“Several families living in North Carolina’s 12th District have contacted my office and shared horrifying stories of young people being deported back to their home countries that are ravaged with gang violence. This led me to hold a conference call several weeks ago to learn more about this issue and hear first-hand from those impacted.
“Since then, I’ve been following the cases of Yefri and Pedro of Charlotte, North Carolina as well as Alexander of Thomasville, North Carolina. All three of these young men from El Salvador entered the United States in 2014 as minors – fleeing violence in Central America.
“Alexander says he never received a notice to appear in court and experienced extreme difficulty with our immigration system. After proactively reaching out to the Executive Office for Immigration Review hotline on several occasions to ask about his immigration hearing, he says he was told his alien registration number was not in the system.
“The speed and scale with which juvenile cases from Central America have been processed have negative impacts on these young people’s chances – especially if they have no legal support or no one to aid them through the process.
“I have learned that in Mecklenburg County alone, an estimated 200 individuals are believed to be in similar legal situations like Alexander, Yefri and Pedro. The same is true for others throughout North Carolina. To make matters worse – many are students.
“As a former professor for 40 years, I believe students should be in school, getting quality educations – not detained and awaiting trial – or deported into a sea of violence. However, this is the harsh reality for many of these Central American youth.
“Currently, there is no right to legal counsel in immigration proceedings here in the U.S.
Yes. You heard that right. Not even children have a right to legal representation in immigration proceedings. I’ve learned that some young people who fear deportation actually miss immigration hearings – not knowing the heightened consequences of those actions.
“It’s a shame that children are left without the resources and support needed to navigate our immigration system.

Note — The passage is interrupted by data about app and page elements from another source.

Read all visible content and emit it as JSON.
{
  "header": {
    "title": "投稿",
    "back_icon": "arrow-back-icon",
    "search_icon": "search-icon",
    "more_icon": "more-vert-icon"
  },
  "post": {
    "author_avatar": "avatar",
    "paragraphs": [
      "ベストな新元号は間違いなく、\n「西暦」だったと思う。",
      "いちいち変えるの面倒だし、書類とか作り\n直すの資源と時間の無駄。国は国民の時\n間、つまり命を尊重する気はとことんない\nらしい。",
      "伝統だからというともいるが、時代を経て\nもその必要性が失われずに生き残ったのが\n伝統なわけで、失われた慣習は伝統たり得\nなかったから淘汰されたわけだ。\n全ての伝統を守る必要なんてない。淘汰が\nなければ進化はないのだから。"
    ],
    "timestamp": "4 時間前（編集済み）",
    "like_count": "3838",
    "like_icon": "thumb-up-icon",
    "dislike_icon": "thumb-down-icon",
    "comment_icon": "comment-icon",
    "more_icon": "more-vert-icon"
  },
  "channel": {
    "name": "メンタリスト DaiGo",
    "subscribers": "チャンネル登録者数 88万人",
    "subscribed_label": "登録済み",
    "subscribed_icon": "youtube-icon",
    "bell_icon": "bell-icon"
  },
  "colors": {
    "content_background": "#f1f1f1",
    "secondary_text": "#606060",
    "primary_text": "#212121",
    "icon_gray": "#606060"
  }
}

I personally believe that youth fleeing violence in Central America should not be top priorities for deportation. The Department of Homeland Security must take into account humanitarian needs when they carry out their enforcement priorities for illegal immigration.
“Now is the time to stand up for these youth. I’m proud to be an original cosponsor of the Fair Day in Court for Kids Act which makes access to representation and legal services a requirement for children and the most vulnerable populations. This legislation also requires the establishment of procedures to ensure all detained immigrants have equal access to legal orientation programs.
“I call on Members of Congress to support this legislation, and for the administration to expand its own efforts to assist unaccompanied minors, youth and the most vulnerable with legal representation. Thank you.”
Full text of the Fair Day In Court for Kids Act is attached.